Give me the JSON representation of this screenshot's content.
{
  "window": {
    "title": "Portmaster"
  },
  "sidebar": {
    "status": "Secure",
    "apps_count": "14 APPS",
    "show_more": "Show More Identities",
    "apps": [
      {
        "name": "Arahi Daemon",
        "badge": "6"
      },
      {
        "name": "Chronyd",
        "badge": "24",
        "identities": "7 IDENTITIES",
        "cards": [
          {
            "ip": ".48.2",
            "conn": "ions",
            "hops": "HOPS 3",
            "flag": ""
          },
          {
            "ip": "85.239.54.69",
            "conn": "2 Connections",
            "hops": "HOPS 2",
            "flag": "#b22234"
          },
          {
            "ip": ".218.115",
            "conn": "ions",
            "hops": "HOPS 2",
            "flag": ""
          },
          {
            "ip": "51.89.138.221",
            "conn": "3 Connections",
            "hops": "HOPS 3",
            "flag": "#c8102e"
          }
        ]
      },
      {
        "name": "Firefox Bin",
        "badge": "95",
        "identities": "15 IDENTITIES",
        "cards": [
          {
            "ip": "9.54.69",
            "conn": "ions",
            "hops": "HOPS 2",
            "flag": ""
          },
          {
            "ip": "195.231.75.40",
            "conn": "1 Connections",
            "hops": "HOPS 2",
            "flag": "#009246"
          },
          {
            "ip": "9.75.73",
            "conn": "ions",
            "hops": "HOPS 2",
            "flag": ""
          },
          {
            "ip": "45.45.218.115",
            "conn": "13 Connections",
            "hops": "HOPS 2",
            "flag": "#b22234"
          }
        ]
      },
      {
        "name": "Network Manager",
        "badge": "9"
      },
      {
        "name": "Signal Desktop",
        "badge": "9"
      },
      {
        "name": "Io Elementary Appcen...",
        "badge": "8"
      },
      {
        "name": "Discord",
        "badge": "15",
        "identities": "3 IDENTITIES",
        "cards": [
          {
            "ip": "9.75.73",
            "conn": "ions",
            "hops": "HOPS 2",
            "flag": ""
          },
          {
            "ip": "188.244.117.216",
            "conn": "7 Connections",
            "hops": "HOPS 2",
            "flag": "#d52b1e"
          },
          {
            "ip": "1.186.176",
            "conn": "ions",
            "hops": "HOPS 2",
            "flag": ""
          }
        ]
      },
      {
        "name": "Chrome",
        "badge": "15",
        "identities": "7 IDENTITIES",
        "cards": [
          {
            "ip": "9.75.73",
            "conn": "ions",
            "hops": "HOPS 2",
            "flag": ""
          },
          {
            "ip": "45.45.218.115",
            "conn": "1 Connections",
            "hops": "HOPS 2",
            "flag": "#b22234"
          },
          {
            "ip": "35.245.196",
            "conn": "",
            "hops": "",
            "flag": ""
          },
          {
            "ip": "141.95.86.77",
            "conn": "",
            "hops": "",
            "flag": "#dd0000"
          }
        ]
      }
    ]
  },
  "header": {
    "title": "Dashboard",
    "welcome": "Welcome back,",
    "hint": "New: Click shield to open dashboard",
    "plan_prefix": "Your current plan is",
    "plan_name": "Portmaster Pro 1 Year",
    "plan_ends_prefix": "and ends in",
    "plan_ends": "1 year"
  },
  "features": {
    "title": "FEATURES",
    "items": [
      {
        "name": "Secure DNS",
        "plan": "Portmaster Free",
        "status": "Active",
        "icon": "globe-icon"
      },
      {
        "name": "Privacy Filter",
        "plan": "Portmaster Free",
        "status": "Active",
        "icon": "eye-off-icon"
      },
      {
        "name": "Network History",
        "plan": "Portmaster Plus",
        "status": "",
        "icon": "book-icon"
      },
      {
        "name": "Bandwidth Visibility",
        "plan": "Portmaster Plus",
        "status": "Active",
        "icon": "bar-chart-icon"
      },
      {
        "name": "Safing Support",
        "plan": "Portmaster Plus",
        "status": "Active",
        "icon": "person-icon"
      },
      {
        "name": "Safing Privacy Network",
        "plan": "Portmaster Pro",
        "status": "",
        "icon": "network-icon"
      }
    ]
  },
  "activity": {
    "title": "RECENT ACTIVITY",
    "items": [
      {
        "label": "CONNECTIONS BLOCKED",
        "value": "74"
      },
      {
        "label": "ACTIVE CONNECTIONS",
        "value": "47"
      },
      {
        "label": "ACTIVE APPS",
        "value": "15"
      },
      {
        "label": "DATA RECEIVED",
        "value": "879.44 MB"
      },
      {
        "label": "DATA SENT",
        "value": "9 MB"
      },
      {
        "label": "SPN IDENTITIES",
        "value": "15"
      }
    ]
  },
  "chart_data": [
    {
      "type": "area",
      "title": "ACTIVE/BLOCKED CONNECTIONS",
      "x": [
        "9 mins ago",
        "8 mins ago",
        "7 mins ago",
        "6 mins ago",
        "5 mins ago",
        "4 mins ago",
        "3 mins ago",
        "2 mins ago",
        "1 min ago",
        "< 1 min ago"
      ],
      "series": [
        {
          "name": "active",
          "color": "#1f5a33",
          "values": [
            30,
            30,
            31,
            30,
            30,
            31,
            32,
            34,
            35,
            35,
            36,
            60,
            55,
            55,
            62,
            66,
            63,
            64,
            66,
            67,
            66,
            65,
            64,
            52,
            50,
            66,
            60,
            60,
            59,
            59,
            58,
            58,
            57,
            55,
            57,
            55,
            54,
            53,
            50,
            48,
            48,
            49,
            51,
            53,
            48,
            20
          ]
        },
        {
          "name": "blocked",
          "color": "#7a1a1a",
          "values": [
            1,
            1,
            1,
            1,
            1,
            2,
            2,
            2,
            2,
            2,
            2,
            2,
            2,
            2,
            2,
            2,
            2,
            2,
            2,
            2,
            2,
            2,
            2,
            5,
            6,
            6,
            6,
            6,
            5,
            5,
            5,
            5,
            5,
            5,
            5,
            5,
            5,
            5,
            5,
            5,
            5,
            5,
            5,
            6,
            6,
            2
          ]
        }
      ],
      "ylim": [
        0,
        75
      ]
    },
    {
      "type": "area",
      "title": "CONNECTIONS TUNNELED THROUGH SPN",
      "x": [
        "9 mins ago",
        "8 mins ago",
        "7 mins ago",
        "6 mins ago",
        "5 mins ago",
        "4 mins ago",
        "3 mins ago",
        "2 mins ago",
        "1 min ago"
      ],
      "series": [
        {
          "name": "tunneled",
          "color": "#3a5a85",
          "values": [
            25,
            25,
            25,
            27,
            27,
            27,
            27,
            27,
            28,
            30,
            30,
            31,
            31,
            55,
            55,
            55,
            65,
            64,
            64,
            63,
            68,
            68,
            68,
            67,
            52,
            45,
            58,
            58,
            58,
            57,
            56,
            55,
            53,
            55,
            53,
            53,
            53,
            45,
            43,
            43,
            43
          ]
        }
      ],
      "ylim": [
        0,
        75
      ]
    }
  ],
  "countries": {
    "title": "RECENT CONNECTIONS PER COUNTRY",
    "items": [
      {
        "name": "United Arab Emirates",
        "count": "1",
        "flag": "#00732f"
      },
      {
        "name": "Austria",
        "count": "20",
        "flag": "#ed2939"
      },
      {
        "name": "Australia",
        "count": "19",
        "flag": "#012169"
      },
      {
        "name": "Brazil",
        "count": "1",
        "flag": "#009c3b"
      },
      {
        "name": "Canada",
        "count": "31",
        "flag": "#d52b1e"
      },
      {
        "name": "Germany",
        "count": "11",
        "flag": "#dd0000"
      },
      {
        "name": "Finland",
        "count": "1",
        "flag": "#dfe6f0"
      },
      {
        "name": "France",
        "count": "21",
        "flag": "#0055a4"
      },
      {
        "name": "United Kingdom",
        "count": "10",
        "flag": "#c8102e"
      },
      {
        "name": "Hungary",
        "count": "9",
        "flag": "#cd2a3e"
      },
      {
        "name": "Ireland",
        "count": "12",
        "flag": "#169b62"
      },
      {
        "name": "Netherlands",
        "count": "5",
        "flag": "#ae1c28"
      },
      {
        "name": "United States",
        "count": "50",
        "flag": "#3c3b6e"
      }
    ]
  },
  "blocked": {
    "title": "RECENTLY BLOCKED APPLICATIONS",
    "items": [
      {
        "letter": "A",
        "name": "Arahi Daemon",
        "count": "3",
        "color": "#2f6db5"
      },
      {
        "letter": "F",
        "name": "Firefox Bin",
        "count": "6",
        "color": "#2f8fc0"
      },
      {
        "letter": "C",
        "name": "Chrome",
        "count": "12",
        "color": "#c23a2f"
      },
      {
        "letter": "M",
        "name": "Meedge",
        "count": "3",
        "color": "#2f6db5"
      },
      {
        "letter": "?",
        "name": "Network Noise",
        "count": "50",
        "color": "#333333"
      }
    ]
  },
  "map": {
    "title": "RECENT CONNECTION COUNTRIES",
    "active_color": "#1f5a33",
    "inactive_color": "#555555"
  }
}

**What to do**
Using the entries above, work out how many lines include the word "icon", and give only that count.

**Task output**
6